I am a music major and a religion minor. These fields of study are very distinct and sometimes feel worlds apart. But I’m writing this post as a personal reminder that they are related–a personal reminder of why I do what I do.
I serve a triune God, consisting of the unified yet distinct persons of God the Father, God the Son, and God the Holy Spirit. And each is uniquely involved in the performance of life.
- God the Composer (Father):
“For we are His creation, created in Christ Jesus for good works, which God prepared ahead of time so that we should walk in them.” Ephesians 2:10
Before a note of the work is performed, the Composer puts great effort into crafting His creation. Before the performers themselves know how the piece will go, the composer designs a specific task for each performer to complete. God the Composer “saw me when I was formless; all my days were written in [His] book and planned before a single one of them began” (Psalm 139:16).
Because I am not God the Composer, I can’t fully understand what was going through His mind as He wrote the work. Sometimes there are passages that never seem to resolve to a normal sound. But He never fails to make “everything beautiful in its time” (Ecclesiastes 3:11). Sometimes there are chords that make no sense when standing alone. But His ingenuity is found in the moment of glory: when painful-sounding chords transition to, and magnify, chords that make sense in the grand-scheme of the composition. After all, the Composer’s “power is made perfect in weakness” (2 Corinthians 12:9).
I also can’t always know exactly how the piece is intended to be played. Thankfully, my God is also a Conductor.
- God the Conductor (Spirit)
“When the Spirit of truth comes, He will guide you into all the truth. For He will not speak on His own, but He will speak whatever He hears. He will also declare to you what is to come.” John 16:13
God the Conductor knows exactly what God the Composer was thinking when He planned out the work–because He was with Him as it was being written (Genesis 1:26). Because He understands what the Composer intended, He is perfectly capable of guiding the performers in the right direction. As our patient Conductor, He teaches us how we are to play the music and reminds us when we forget (John 14:26).
The Conductor knows us personally and distributes parts, “distributing to each person as He wills” (1 Corinthians 12:11). And although He has different plans for each performer, He unites the group under His own direction and “the peace that binds us” (Ephesians 4:3).
But even with music from the Composer and direction from the Conductor, we still would not know how to play unless we had a model to follow.
- God the Performer (Son)
“The Lord your God is with you,
the Mighty Warrior who saves.
He will take great delight in you;
in his love he will no longer rebuke you,
but will rejoice over you with singing.” Zephaniah 3:17

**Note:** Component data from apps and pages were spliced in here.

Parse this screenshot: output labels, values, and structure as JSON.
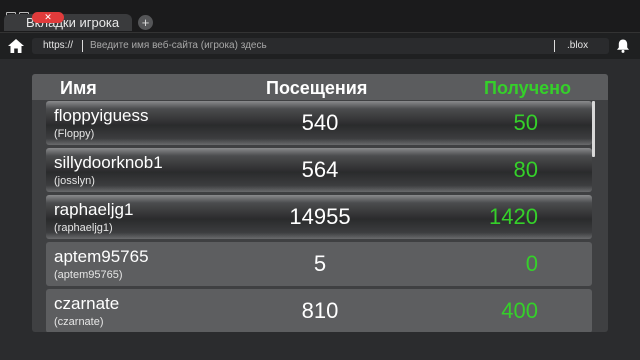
{
  "browser": {
    "tab_title": "Вкладки игрока",
    "tab_close": "✕",
    "new_tab": "+",
    "scheme": "https://",
    "address_placeholder": "Введите имя веб-сайта (игрока) здесь",
    "domain_suffix": ".blox"
  },
  "table": {
    "headers": {
      "name": "Имя",
      "visits": "Посещения",
      "received": "Получено"
    },
    "accent_color": "#35d02a",
    "rows": [
      {
        "username": "floppyiguess",
        "display": "(Floppy)",
        "visits": "540",
        "received": "50"
      },
      {
        "username": "sillydoorknob1",
        "display": "(josslyn)",
        "visits": "564",
        "received": "80"
      },
      {
        "username": "raphaeljg1",
        "display": "(raphaeljg1)",
        "visits": "14955",
        "received": "1420"
      },
      {
        "username": "aptem95765",
        "display": "(aptem95765)",
        "visits": "5",
        "received": "0"
      },
      {
        "username": "czarnate",
        "display": "(czarnate)",
        "visits": "810",
        "received": "400"
      }
    ]
  }
}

Our God is also an internationally-famous performer who has graced us with His presence. He “took up residence among us,” and “we observed His glory” (John 1:14). In fact, He is so glorious that the entire piece was written to showcase His ability. We are merely the accompaniment to His beautiful melody.

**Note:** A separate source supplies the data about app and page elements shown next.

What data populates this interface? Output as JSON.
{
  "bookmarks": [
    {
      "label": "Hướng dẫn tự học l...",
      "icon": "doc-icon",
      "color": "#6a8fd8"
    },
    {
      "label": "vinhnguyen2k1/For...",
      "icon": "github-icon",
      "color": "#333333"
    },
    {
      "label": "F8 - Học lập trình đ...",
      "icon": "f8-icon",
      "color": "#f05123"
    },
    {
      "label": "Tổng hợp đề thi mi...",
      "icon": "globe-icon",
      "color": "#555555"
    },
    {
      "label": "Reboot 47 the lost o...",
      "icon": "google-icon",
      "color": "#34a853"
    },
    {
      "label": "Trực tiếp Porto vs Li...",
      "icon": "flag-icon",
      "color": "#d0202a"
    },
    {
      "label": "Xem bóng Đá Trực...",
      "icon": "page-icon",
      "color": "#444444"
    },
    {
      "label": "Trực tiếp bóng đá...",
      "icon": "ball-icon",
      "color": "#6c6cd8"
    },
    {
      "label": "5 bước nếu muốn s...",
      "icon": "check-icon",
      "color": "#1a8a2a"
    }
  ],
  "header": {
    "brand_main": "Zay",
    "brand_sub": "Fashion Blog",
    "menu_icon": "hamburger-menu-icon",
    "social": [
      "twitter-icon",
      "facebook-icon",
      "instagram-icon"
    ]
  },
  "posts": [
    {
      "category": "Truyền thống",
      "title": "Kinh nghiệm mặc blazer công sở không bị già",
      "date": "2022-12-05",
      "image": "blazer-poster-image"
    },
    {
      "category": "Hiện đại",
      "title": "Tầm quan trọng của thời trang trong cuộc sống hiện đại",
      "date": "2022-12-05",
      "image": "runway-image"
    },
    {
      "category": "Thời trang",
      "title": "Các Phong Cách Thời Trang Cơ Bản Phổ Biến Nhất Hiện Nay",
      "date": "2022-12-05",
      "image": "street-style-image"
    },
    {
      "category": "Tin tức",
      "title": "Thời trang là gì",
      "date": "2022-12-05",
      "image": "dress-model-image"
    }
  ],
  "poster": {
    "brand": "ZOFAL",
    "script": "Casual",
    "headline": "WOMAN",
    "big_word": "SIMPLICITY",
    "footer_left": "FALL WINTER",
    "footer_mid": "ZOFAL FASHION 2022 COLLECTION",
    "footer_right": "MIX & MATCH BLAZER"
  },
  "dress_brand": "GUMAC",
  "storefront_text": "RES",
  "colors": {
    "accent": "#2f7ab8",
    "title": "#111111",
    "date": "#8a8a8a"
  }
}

The problem–for us–with playing the “background music” is that we must find balance with the performer. We can’t always hear the Great Soloist; sometimes He uses His “still small voice” (1 Kings 19:12). In those cases, it’s easy to think that we have the more important part and need to be heard. At other times His voice is so powerful that our accompaniment as a whole pales in comparison; everyone hears His voice “in power” and “in splendor” (Psalm 29:4). But our job remains: to glorify the Soloist.

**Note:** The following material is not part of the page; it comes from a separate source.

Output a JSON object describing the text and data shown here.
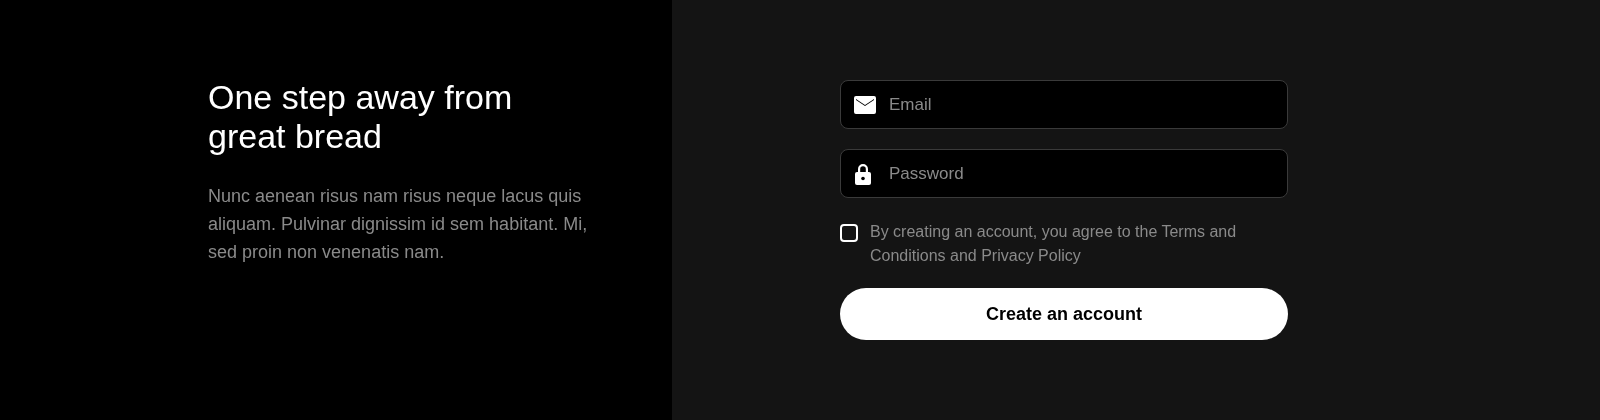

Thankfully, the Great Soloist is willing to instruct us, because He can “sympathize with our weaknesses” (Hebrews 4:15). Because He understands performance anxiety, and because He cares, He teaches us how to approach the stage “with boldness” (Hebrews 4:16). And it is all because of Him that we are able to do so.